Because there are so many permutations of restorative justice practiced by so many different groups, there is no shared definition or model. But in broad terms, this model of justice tends to revolve around a common community-based goal of addressing and repairing harms and violence outside of the traditional confines of the legal system. The diversity of approaches to that common goal is what led Shah and her colleagues to travel to five locations across the U.S. and Canada to meet with and listen to a variety of groups engaged in the practice.

The result of their work is the “Restorative Justice Listening Project.” Released on November 16th, the report chronicles what they learned from visiting restorative justice practitioners in Minnesota, Maryland, British Columbia, California’s Bay Area, and the Navajo Nation of New Mexico.

For many indigenous communities, the practice of responding to conflict without incarceration or courts is nothing new. While they might not label it restorative justice, taking a holistic approach to harms caused by community members is a long-held tradition, whereas many Western communities are only recently beginning to think beyond the tried and true “lock ’em up” response to crime.

“One of the things we recognized in this whole process is that we really have to uplift the indigenous, and the many types of indigenous restorative justice,” says Shah. She noted “the typical Western tendency” to claim expertise after “learning one thing from one indigenous person,” rather than talking to many different groups.

“We are such a multicultural society, but I do think there are way for us to cross into each other’s worlds with a lot of respect, humility, and growth,” Shah tells The Appeal.

In addition to the work of indigenous practitioners, Shah notes that criminal justice reform was often part of discussions in the listening groups. While prosecutorial diversion programs for certain offenses and other alternatives to incarceration are growing increasingly common, Shah notes that many of those programs are still punitive in nature. As prosecutors who fashion themselves as progressives have risen to prominence, so has a tension between what it means to protect and heal a community from harm, what it means to serve justice, and how to do both at once in a way that doesn’t ultimately cause more harm.

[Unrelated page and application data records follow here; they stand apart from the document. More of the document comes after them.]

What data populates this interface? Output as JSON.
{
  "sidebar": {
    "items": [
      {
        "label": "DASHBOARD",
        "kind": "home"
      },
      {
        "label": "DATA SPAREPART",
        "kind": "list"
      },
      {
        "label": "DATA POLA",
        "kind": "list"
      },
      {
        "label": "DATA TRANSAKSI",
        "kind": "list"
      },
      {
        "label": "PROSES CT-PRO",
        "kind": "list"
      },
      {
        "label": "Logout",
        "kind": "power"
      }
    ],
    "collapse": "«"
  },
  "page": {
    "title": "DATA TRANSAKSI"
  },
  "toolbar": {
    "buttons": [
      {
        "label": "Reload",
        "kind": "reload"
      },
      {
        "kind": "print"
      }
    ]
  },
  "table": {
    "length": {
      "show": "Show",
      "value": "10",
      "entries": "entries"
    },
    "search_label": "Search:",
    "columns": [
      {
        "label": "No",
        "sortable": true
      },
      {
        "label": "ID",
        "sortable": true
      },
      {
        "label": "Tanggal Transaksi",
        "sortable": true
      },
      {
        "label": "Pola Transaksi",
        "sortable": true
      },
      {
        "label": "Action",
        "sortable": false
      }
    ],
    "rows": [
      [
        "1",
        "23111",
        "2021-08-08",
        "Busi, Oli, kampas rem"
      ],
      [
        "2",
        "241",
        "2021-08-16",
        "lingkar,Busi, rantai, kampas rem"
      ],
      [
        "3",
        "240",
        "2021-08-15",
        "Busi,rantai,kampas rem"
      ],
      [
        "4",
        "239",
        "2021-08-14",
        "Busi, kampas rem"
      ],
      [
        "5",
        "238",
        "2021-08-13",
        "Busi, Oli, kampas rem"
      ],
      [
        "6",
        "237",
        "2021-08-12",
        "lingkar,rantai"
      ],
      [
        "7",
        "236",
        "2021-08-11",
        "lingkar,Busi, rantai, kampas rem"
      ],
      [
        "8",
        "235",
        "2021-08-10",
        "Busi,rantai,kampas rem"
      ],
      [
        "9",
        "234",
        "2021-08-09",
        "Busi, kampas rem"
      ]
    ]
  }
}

“I think some district attorneys would say, ‘[Restorative justice] would eventually work us out of a job,’” says Shah. “That’s the whole point. How do we uplift that paradigm of a police officer and DA that’s thinking about what’s better for a community, and not what’s punitive?”

“We created that [punitive] narrative,” Shah continues, “So we can uncreate it.”

That process of listening and learning across cultural boundaries is central to the Listening Project’s recommendations. But as the movement for restorative justice grows in popularity, so do the challenges it faces. Central to those challenges, the report notes, is how to avoid institutionalizing or “professionalizing” restorative justice through trainings or certifications. Many practitioners fear this would veer the practice away from its community-based origins and goals.

As Shah and her colleagues assess their findings and reflect on the broader movement, she emphasized that restorative justice isn’t intended to be a fix-all solution to the myriad conflicts facing communities. “It’s not a panacea,” says Shah. “It’s not meant to be the only strategy, it’s meant to be one strategy.”